*ASSIGNED TASK:*
Return every line from the records below in which the word "subtitle" is found.

*Dataset rows describing interfaces:*
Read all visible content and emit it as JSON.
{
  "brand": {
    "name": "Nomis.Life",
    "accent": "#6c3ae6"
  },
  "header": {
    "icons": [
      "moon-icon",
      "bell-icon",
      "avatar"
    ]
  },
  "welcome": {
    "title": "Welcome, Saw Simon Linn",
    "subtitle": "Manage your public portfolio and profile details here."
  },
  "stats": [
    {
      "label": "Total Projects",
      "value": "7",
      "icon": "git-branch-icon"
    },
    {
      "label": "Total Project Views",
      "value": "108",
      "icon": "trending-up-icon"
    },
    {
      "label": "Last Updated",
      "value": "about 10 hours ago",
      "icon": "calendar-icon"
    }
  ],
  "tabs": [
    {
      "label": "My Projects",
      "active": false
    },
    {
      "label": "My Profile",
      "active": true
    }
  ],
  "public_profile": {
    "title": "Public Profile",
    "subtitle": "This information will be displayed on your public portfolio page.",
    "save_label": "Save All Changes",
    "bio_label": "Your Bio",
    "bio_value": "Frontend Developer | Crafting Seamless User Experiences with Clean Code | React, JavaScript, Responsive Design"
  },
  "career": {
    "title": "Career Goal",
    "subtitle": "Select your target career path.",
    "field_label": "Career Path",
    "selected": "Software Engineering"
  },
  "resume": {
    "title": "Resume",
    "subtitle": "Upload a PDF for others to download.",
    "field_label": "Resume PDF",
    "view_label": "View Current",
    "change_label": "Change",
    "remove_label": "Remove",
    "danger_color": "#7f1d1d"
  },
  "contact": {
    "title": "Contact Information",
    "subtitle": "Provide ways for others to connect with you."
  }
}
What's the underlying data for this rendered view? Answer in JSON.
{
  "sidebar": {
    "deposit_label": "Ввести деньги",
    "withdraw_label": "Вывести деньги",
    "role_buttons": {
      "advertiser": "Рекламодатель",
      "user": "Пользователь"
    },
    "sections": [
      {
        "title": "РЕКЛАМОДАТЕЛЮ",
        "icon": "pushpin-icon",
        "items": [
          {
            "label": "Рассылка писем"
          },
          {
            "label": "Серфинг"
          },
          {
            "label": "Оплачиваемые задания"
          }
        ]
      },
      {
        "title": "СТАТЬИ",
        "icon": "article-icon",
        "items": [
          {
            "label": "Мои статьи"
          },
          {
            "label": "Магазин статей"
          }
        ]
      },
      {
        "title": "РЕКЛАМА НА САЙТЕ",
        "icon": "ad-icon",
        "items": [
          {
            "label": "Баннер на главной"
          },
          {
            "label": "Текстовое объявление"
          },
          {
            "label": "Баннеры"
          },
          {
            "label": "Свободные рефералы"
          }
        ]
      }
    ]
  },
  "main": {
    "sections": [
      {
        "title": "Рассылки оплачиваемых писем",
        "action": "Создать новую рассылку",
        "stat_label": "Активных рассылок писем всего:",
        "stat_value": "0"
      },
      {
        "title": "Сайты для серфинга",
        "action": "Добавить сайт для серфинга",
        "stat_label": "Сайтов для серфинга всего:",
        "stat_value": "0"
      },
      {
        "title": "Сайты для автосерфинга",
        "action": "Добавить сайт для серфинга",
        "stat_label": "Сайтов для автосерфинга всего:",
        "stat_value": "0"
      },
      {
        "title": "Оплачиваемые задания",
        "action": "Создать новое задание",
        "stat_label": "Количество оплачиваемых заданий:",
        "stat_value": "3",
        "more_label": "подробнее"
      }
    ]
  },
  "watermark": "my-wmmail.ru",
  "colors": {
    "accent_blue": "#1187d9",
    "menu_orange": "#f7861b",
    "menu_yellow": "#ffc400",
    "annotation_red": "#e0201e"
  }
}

*ANSWER TO THE PROBLEM:*
    "subtitle": "Manage your public portfolio and profile details here."
    "subtitle": "This information will be displayed on your public portfolio page.",
    "subtitle": "Select your target career path.",
    "subtitle": "Upload a PDF for others to download.",
    "subtitle": "Provide ways for others to connect with you."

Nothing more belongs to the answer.